**What you should do**:
Where does the word "messages" show up in the records? Copy every line that has it.

*** Opening of Data for the task ***

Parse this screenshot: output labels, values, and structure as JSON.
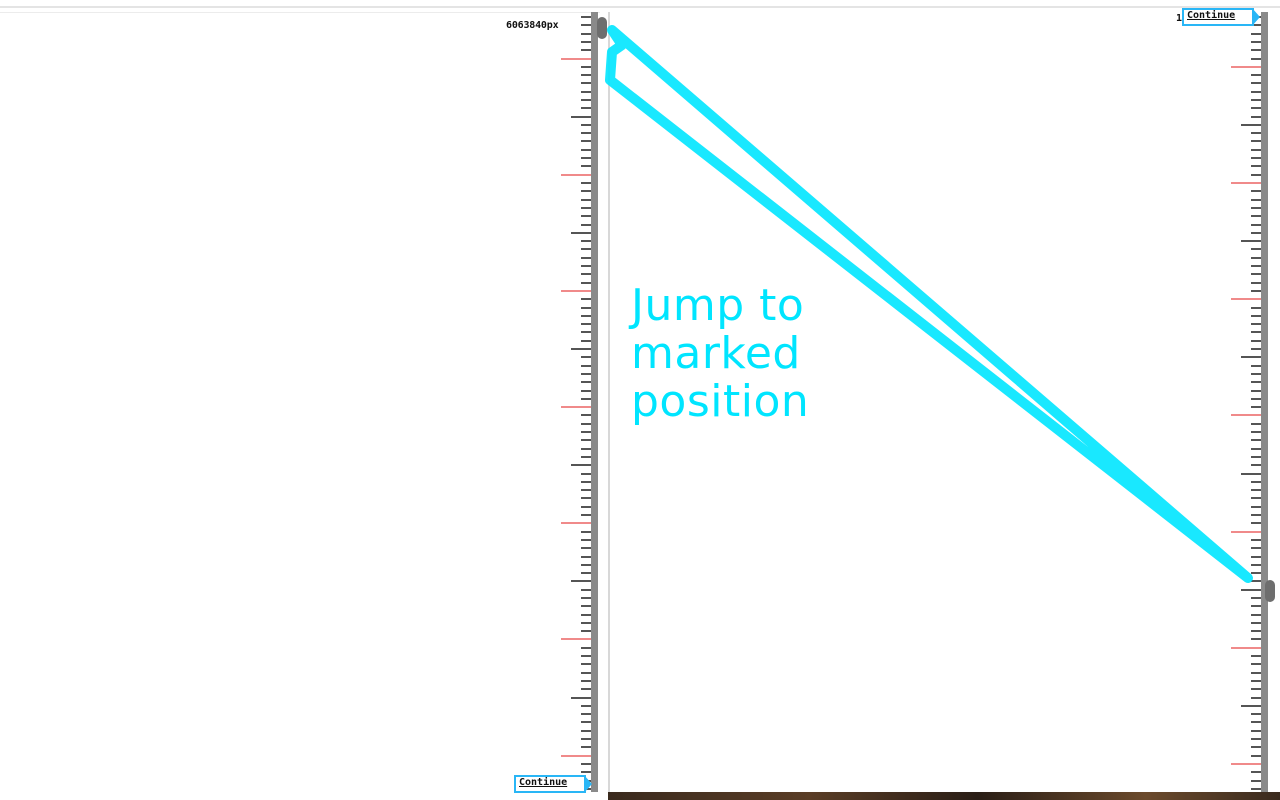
{
  "left_panel": {
    "scroll_offset_label": "6063840px",
    "continue_label": "Continue"
  },
  "right_panel": {
    "continue_label": "Continue",
    "marker_char": "1"
  },
  "annotation": {
    "text_line1": "Jump to",
    "text_line2": "marked",
    "text_line3": "position",
    "color": "#00e5ff"
  },
  "colors": {
    "major_tick": "#f08a8a",
    "minor_tick": "#555555",
    "track": "#8a8a8a",
    "thumb": "#6e6e6e",
    "button_border": "#29b6f6"
  },
  "icons": {
    "continue_arrow": "chevron-right-icon"
  }
}
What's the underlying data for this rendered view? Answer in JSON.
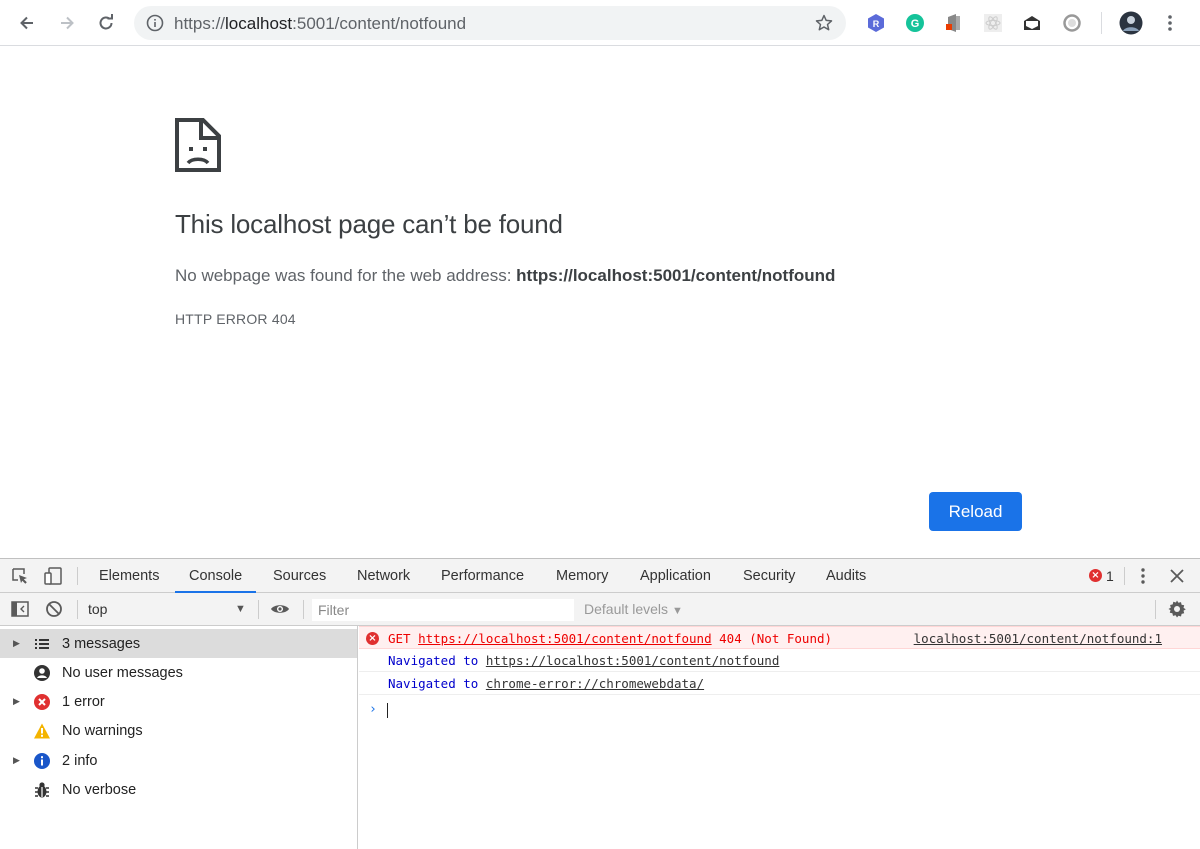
{
  "browser": {
    "url_prefix": "https://",
    "url_host": "localhost",
    "url_rest": ":5001/content/notfound",
    "extensions": [
      "R",
      "G"
    ]
  },
  "page": {
    "title": "This localhost page can’t be found",
    "message_prefix": "No webpage was found for the web address:",
    "message_address": "https://localhost:5001/content/notfound",
    "error_code": "HTTP ERROR 404",
    "reload_label": "Reload"
  },
  "devtools": {
    "tabs": [
      "Elements",
      "Console",
      "Sources",
      "Network",
      "Performance",
      "Memory",
      "Application",
      "Security",
      "Audits"
    ],
    "active_tab": "Console",
    "error_count": "1",
    "context": "top",
    "filter_placeholder": "Filter",
    "levels_label": "Default levels",
    "sidebar": [
      {
        "label": "3 messages",
        "icon": "list-icon",
        "expandable": true
      },
      {
        "label": "No user messages",
        "icon": "user-icon",
        "expandable": false
      },
      {
        "label": "1 error",
        "icon": "error-icon",
        "expandable": true
      },
      {
        "label": "No warnings",
        "icon": "warning-icon",
        "expandable": false
      },
      {
        "label": "2 info",
        "icon": "info-icon",
        "expandable": true
      },
      {
        "label": "No verbose",
        "icon": "bug-icon",
        "expandable": false
      }
    ],
    "console": {
      "error": {
        "method": "GET",
        "url": "https://localhost:5001/content/notfound",
        "status": "404 (Not Found)",
        "source": "localhost:5001/content/notfound:1"
      },
      "nav1": {
        "prefix": "Navigated to",
        "url": "https://localhost:5001/content/notfound"
      },
      "nav2": {
        "prefix": "Navigated to",
        "url": "chrome-error://chromewebdata/"
      },
      "prompt": "›"
    }
  },
  "colors": {
    "accent": "#1a73e8",
    "error": "#e03030",
    "warning": "#f4b400",
    "info": "#1a56c9"
  }
}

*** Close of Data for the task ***

**Result of this exercise**:
        "label": "3 messages",
        "label": "No user messages",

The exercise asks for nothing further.